Why ‘SIT’?

“In today’s busy world, we need to take time to sit and tell stories, just as our ancestors did. Sitting in quiet contemplation is necessary in order to build the connection to ourselves, others and the world around us,” Toula says. “We also need to sit and ponder an image (known as a mindfulness activity) to enhance the connection.”

The importance of connecting to Self, Spirit and Nature was advocated by Carl Jung, the ancient Stoic philosophers and others

Dr Gordillo’s purpose in developing SIT, and the accompanying SIT Tools, is to demonstrate that through fantastic, heroic and mythic stories and images, important information can be re-framed and illuminated.

Her ultimate aim is to improve a young person’s physical, mental, emotional and spiritual health. Based on Toula’s research, the most effective way to do this is by tapping into what Jung called ‘the active imagination’.

“The importance of the imaginative process,” Dr Gordillo maintains, “is something novelists and readers will understand. It is the most powerful medium to deliver information and create positive change.”


Dr Gordillo’s key influencers
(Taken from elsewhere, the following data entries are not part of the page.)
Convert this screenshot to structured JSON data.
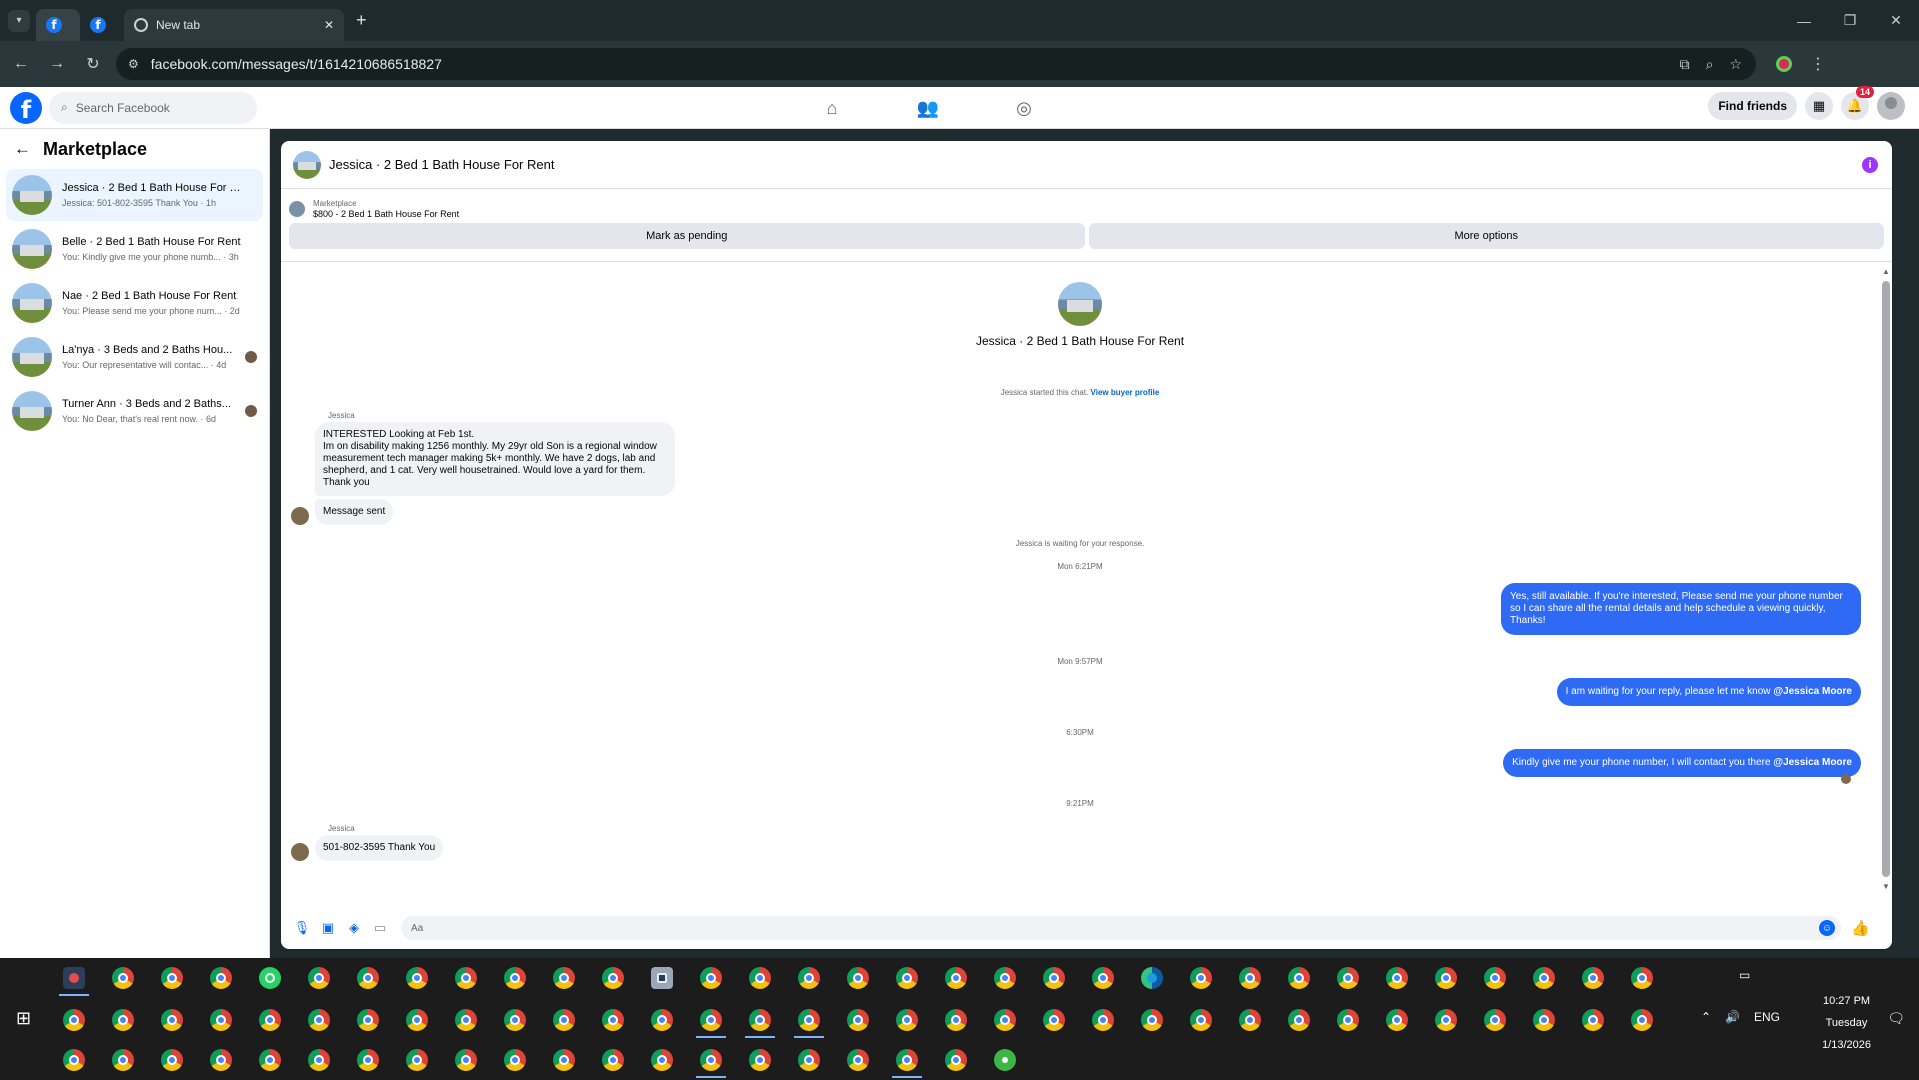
{
  "browser": {
    "tabs": [
      {
        "kind": "facebook",
        "label": ""
      },
      {
        "kind": "facebook",
        "label": ""
      },
      {
        "kind": "newtab",
        "label": "New tab"
      }
    ],
    "url": "facebook.com/messages/t/1614210686518827"
  },
  "fb_header": {
    "search_placeholder": "Search Facebook",
    "find_friends": "Find friends",
    "notifications_count": "14"
  },
  "sidebar": {
    "title": "Marketplace",
    "conversations": [
      {
        "name": "Jessica · 2 Bed 1 Bath House For R...",
        "preview": "Jessica: 501-802-3595 Thank You · 1h",
        "active": true
      },
      {
        "name": "Belle · 2 Bed 1 Bath House For Rent",
        "preview": "You: Kindly give me your phone numb... · 3h"
      },
      {
        "name": "Nae · 2 Bed 1 Bath House For Rent",
        "preview": "You: Please send me your phone num... · 2d"
      },
      {
        "name": "La'nya · 3 Beds and 2 Baths Hou...",
        "preview": "You: Our representative will contac... · 4d"
      },
      {
        "name": "Turner Ann · 3 Beds and 2 Baths...",
        "preview": "You: No Dear, that's real rent now. · 6d"
      }
    ]
  },
  "chat": {
    "title": "Jessica · 2 Bed 1 Bath House For Rent",
    "listing_source": "Marketplace",
    "listing_name": "$800 - 2 Bed 1 Bath House For Rent",
    "mark_pending": "Mark as pending",
    "more_options": "More options",
    "intro_title": "Jessica · 2 Bed 1 Bath House For Rent",
    "started_text": "Jessica started this chat.",
    "view_profile": "View buyer profile",
    "sender_name": "Jessica",
    "msg1_line1": "INTERESTED Looking at Feb 1st.",
    "msg1_line2": "Im on disability making 1256 monthly. My 29yr old Son is a regional window measurement tech manager making 5k+ monthly. We have 2 dogs, lab and shepherd,  and 1 cat. Very well housetrained. Would love a yard for them.",
    "msg1_line3": "Thank you",
    "msg2": "Message sent",
    "waiting": "Jessica is waiting for your response.",
    "ts1": "Mon 6:21PM",
    "out1": "Yes, still available. If you're interested, Please send me your phone number so I can share all the rental details and help schedule a viewing quickly, Thanks!",
    "ts2": "Mon 9:57PM",
    "out2_text": "I am waiting for your reply, please let me know ",
    "out2_mention": "@Jessica Moore",
    "ts3": "6:30PM",
    "out3_text": "Kindly give me your phone number, I will contact you there ",
    "out3_mention": "@Jessica Moore",
    "ts4": "9:21PM",
    "sender_name2": "Jessica",
    "msg_last": "501-802-3595 Thank You",
    "composer_placeholder": "Aa"
  },
  "taskbar": {
    "time": "10:27 PM",
    "day": "Tuesday",
    "date": "1/13/2026",
    "lang": "ENG"
  }
}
Story Image Therapy and Tools (as part of Universal Psychology) has been inspired by past and present theorists. These include most notably Carl Jung’s Depth Psychology insights, Joseph Campbell’s Hero’s Journey monomyth, Martin Seligman’s Positive Psychology interventions (namely positive writing), and Allison Waller’s Fantastic Realism genre in adolescent literature. Toula’s key influencers also heavily include the ancient Stoic Philosophers, originally founded by Zeno of Citium in 300 BCE.


Dr Carl Jung
Dr Martin Seligman
Dr Joseph Campbell
Dr Alison Waller
Zeno of Citium

Whilst Toula does not advocate for parents/carers and teachers to counsel their children or students, Dr Gordillo is convinced that today there is insufficient connection between the younger and older generations. Any story or image resource, therefore, that helps to enhance this connectionin a healthy wayshe believes is valuable.

“Mythology-based stories and images that demonstrate a characters’ symbolic ‘descent to hell and return’ (called the katabasis and anabasis) can provide a metaphorical window to a character’s own struggles. The narrative can thus demonstrate a metaphorical mirror to the young readers’ own mental health status,” Dr Gordillo says. “In this way, stories and images can help young people to find the balance… and themselves.”